Chicken and Goat Cheese Sandwich Recipe with Beets, Apples and Honey
• 1 (4-ounce) log soft goat cheese, at room temperature, divided
• 2 tablespoons saba, vin cotto or balsamic syrup, divided (See *Note below.)
• 8 slices brioche or challah bread, toasted, divided
• 1 pound Greek-marinated chicken, cut into 1/4-inch thick slices, at room temperature
• 2 cups pickled beets, cut into cubes, divided
• 1/2 Granny Smith apple, cored, and thickly sliced
• 4 tablespoons honey
1. To build the sandwiches, spread 1 tablespoon of the goat cheese on each piece of toasted bread. Drizzle with 1 teaspoon of saba. Divide the chicken evenly on 4 of the bread slices, which will be the bottom halves of the sandwiches. Pile 1/2 cup of the pickled beets on the chicken, spreading it out to cover the surface.
2. Shingle the sliced apples on top and drizzle with honey. Put the remaining 4 slices of bread on top to enclose the sandwich. Cut the sandwiches in half on the diagonal. Serves 4.
*Note: Those familiar with Italian cuisine will recognize the ingredient saba vinegar, the sweet reduction of grape must, or cooked grape juice. Saba is produced by slowly simmering the must from the trebbiano grape, the same used for balsamic vinegar, except cooked down even more, until it turns sweet and syrupy. With a wonderful fruity character, saba has notes of grape, plum, and raisin.

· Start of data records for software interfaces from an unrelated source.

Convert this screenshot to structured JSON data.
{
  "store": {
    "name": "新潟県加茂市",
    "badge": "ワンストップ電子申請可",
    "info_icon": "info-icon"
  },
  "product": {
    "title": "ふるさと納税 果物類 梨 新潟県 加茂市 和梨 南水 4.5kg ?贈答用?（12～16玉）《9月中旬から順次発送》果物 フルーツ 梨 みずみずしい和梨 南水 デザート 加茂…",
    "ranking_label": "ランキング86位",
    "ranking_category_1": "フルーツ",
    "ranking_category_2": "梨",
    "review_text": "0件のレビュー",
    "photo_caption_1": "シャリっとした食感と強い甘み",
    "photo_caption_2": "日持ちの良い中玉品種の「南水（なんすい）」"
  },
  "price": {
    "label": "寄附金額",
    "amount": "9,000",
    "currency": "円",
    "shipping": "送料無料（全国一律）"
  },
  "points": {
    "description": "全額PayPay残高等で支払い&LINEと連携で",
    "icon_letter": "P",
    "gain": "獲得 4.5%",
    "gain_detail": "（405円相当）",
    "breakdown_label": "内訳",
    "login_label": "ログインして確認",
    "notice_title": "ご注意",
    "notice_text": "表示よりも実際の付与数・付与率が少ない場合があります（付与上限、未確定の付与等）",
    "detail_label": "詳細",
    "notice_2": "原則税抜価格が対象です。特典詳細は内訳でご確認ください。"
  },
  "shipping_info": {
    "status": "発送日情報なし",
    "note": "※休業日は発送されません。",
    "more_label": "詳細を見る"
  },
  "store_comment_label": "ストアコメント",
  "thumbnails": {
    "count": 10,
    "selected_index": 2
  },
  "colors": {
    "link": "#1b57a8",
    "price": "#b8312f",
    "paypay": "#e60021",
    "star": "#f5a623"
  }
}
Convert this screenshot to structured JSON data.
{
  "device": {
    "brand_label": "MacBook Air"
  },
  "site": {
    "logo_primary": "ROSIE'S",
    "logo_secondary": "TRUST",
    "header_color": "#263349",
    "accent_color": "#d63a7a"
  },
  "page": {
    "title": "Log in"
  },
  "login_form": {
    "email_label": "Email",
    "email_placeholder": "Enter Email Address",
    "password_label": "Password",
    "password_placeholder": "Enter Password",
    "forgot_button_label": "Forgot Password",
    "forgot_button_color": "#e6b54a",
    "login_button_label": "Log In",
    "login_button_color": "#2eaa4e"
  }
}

Try drizzling it over cheesecake, dressing a fruit salad, using it in marinades, or splashing a little over ice cream. In the south of Italy, saba is called vin cotto, and in L.A. it’s labeled balsamic syrup. Whatever you call it, you can find it at Italian specialty markets and well-stocked grocery stores. It’s a nice item to stock in your pantry.
More Recipes from The Lemonade Cookbook
From The Lemonade Cookbook by Alan Jackson and Joann Cianciulli. Copyright © 2013 by Alan Jackson and Joann Cianciulli and reprinted by permission of St. Martin's Press, LLC.